Now that we have cleared the controversy out of the way, Farid Al-Atrash was born in As-Suwayda, Syria to the Al-Atrash family, one of the oldest and most respected families. They had ruled the Druze Mountain or Jabal Al-Druz for generations. The head of the family Al-Sultan Al-Atrash led a revolt against French occupiers in World War I, and as a result, the family had to flee the upcoming persecution.

All fled to Beirut, then to Cairo; in 1923, at the Egyptian borders, they came with no identifications, and if it was not for Saad Zaghloul’s mandate that they enter on his personal authority, they wouldn’t have made it to the Egyptian capital.

Via YouTube.

Listening to his mother’s beautiful singing voice, young Farid Al-Atrash fell in love with music and singing. At the Collège De La Salle in Cairo, he learned operatic singing and church hymns. Later on, he joined the Arab Music Institute, learning to play the oud from the great composer Riyad Al-Sunbati.

During this time, Al-Atrash became a familiar face at the cabarets of Emad El-Din Street, Egypt’s hub for performance artists. He sang at Marie Mansour’s cabaret, and in time, for his talent and charisma, his fame grew. He got a big break when he started working for the company of Badi’a Masabni, the greatest Egyptian artist at the time.

Also, Al-Atrash began singing on local radio channels, and with the setting up of Egyptian Radio on the 31st of May 1934, Al-Atrash’s career kicked off.

Medhat Assem, a well-known Composer and the Music Supervisor of the Egyptian Radio, recognized Al-Atrash’s talent and hired him as a singer. He also gave him one of his early renowned songs “Ya Retni Tayer” (I wish I was a bird), which was composed by the Palestinian Composer Yahya Al-Lababidy.

Via Dailymotion.

Day by day, his music grew more popular with the Egyptian people, but it was not until 1941, with his cinematic debut in the “Triumph of Youth”, that he was acknowledged as one of Egypt’s most defining artists.
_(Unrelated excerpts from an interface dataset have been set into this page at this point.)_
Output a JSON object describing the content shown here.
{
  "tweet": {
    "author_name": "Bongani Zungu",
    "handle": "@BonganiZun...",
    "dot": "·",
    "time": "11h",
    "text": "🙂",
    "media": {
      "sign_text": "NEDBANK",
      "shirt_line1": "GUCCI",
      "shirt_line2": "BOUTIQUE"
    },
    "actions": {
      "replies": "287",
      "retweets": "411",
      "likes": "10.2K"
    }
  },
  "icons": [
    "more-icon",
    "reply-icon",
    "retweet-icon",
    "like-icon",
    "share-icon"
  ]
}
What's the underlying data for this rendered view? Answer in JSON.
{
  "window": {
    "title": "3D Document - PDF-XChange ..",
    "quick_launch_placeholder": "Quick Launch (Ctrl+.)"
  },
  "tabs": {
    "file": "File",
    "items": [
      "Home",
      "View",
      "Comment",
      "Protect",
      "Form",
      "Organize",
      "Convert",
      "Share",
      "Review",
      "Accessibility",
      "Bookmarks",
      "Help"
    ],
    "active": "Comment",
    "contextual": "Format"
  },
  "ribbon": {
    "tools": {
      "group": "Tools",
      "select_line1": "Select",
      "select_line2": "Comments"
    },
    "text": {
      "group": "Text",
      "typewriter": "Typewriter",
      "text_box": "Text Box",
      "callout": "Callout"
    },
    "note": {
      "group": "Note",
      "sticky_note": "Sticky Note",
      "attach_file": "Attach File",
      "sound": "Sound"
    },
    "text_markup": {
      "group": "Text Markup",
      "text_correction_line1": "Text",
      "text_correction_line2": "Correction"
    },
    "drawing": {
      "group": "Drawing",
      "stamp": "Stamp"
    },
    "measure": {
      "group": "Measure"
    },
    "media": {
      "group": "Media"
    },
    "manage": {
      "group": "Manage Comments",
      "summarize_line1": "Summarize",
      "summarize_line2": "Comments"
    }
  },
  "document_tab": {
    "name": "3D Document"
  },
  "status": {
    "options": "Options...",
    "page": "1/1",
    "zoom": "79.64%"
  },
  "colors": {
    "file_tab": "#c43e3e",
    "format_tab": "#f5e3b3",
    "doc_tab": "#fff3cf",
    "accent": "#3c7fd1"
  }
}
With his off-the-bat performance, he became a staple of Arab cinema, and in the years between 1941 and 1975, he starred in 31 films; 18 of which he produced for himself.

His most beloved films are those with Egyptian Actress and Belly Dancer Samia Gamal; the two had collaborated on six films and secretly, had been in love for a number of years. However, their relationship was broken due to Al-Atrash’s outright refusal of marriage as a matter of principal. Consequently, their artistic partnership was terminated.

Via Tech2.

Many of Al-Atrash’s songs had been known for their melancholic tone, but being the genius that he is, he managed to diversify them between a myriad of musical genres. The song Ya Zahratan fi Khayaly (O Flower of my Imagination) in the film Lady Ghost was presented in Tango. It was arranged in a number of countries, especially Russia and France, while his song Albi we Moftahu (My Heart and Its Key) with its westernized character from A Letter from an Unknown Woman (1962) directed by Salah Abu-Seif.


Al-Atrash’s musical creations were not limited to his voice; he also composed some of the best songs of other singers, including Sabah, Shadia, Warda, Soad Mohamed, Muharram Fouad, Wadih El-Safi, and Nour Al-Hoda.

He had also worked with Umm Kulthum in his famous song “El-Rabie'” and had also worked with Singer Abdelhalim Hafez.

In 1950, Al-Atrash had suffered from various heart problems and decided to move to Beirut in his final years. on the 26th of December 1974, the Arab world lost one of its most talented icons, and according to the terms of his will, he was buried in Cairo.


WE SAID THIS: Rest in peace, Mr. Farid! Your legacy still lives on to this day!